Furthermore, global efforts to shift towards renewable energy could create challenges for developing countries reliant on fossil fuel exports. To limit global heating to 2°C, vast reserves – up to a third of the world’s oil, half its natural gas and 80% of its coal – must remain untapped.
As a result, some of these countries could witness declining revenues as their natural resources become stranded assets in a greener global economy.
4. It’s hard but not impossible to overcome
Commodity dependence tends to be a persistent state that looms over a country's future.
Estimates show that, under current conditions, the average commodity-dependent country would need 190 years just to cut in half their dependence compared with other nations.
But success stories show that breaking free is possible and provide strategies to follow. For example, Costa Rica has moved from trading mainly bananas and coffee to exporting services and medical instruments. And Malaysia has pivoted from producing mostly rubber and tin to making electronics.
Both countries show that the manufacturing sector can be a relevant way to tackle commodity dependence in developing countries. Whether the sector uses commodities as inputs or not, it contributes to diversifying exports and the whole economy.
The success stories also show that breaking from commodity dependence requires strong political will, a long-term, realistic development vision, and an ambitious but reasonable implementation strategy.
5. It calls for policies to harness opportunities and mitigate risks in the energy transition
UNCTAD’s Commodities and Development Report 2023 outlines how commodity-dependent countries can achieve sustainable and inclusive growth by making their economies more diversified, resilient and ready for a low-carbon future.
Many of these nations have untapped renewable energy potential, including solar, wind and hydropower. There are also opportunities to build, operate and maintain new low-carbon equipment and participate in climate change adaptation projects.
Besides diversifying exports and creating jobs, tapping renewables can help reduce energy disparities. Technologies like solar mini-grids could bring electricity to remote areas, helping to modernize schools and provide households with cleaner cooking technologies.
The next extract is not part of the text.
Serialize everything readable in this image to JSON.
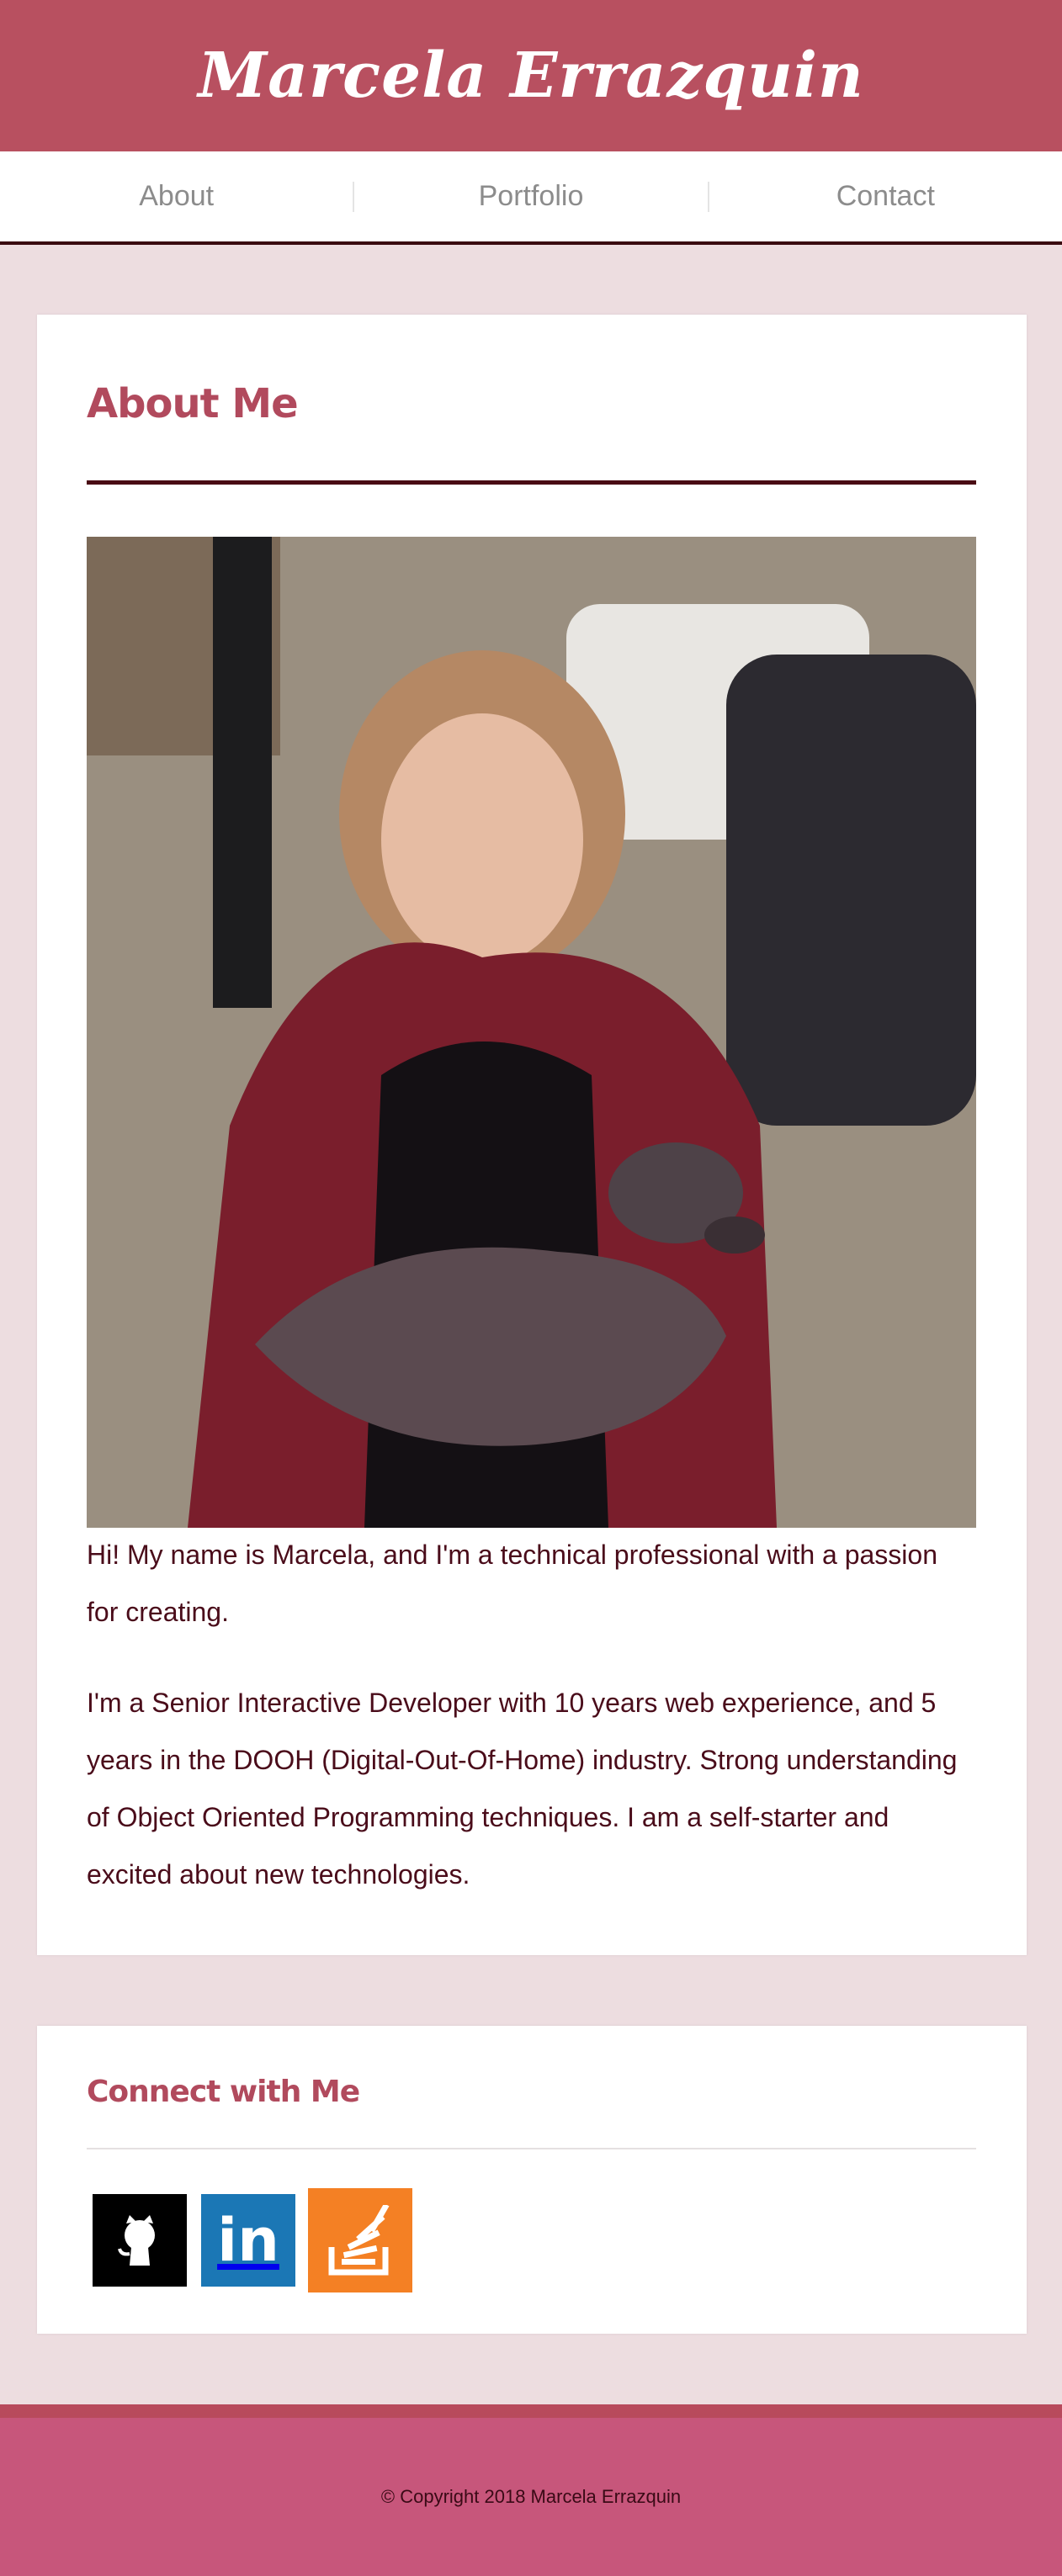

But the race for minerals like cobalt, lithium and copper that are critical for clean energy could reinforce commodity dependence. To avoid this, countries need to add value to the minerals domestically and move up commodity supply chains.
The transition also implies big challenges for fuel-exporting developing countries that will need to reconfigure their economies.
The report advocates for green industrial policies tailored to each commodity-dependent developing country’s resources, productive capacities and inequalities. It calls for stronger support from international partners to help them adopt a more sustainable diversification path, earning more value from their resources, better integrating regional and global supply chains and addressing the energy disparities hindering their development.
UNCTAD underscores the need to ensure the transition is “just” through policies that extend opportunities across society and protect vulnerable groups like communities dependent on fossil fuels for jobs and income.